> [Activity] What lines below contain the word "expanded"? Please pull each one out.

> [Excerpted data]

|---|

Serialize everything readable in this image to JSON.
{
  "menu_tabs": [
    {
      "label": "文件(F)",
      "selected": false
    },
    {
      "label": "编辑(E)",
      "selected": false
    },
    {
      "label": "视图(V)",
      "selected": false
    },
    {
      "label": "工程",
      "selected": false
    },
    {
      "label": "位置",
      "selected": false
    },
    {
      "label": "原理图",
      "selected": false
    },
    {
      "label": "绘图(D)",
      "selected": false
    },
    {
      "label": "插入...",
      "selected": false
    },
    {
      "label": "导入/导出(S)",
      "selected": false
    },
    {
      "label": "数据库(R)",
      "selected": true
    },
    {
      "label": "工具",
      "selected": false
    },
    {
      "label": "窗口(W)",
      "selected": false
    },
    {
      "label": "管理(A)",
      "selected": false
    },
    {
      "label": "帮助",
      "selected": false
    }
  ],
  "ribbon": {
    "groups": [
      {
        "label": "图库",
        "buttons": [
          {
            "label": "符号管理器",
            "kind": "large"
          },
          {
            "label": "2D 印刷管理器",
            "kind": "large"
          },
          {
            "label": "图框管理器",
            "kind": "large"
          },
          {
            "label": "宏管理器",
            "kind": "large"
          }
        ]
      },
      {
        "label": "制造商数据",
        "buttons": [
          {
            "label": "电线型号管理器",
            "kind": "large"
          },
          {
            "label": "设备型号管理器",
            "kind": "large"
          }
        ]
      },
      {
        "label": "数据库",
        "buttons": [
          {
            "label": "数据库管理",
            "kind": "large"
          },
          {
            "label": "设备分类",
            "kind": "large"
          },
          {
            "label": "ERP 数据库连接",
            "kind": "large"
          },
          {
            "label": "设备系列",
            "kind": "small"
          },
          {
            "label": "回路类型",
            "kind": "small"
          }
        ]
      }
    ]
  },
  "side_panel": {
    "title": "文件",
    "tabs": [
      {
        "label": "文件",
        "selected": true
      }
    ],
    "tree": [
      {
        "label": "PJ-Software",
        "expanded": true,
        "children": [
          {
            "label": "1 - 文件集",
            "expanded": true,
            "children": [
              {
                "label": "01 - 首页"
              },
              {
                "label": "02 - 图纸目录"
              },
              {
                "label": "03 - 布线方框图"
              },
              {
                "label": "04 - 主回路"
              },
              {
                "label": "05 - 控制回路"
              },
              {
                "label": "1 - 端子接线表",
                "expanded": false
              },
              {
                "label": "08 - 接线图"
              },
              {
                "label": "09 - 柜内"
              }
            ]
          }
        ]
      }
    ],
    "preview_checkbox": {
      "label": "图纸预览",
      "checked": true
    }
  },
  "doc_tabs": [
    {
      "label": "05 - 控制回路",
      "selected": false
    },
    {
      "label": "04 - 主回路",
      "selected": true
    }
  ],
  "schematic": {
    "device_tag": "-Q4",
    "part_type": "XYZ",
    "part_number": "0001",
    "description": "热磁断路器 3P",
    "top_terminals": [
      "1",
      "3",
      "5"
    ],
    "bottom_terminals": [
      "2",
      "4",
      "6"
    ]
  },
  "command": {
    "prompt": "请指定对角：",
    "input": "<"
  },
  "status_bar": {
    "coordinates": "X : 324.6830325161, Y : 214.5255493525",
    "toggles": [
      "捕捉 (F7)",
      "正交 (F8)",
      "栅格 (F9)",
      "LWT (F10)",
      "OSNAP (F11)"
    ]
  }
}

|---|

> [Written response]
        "expanded": true,
            "expanded": true,
                "expanded": false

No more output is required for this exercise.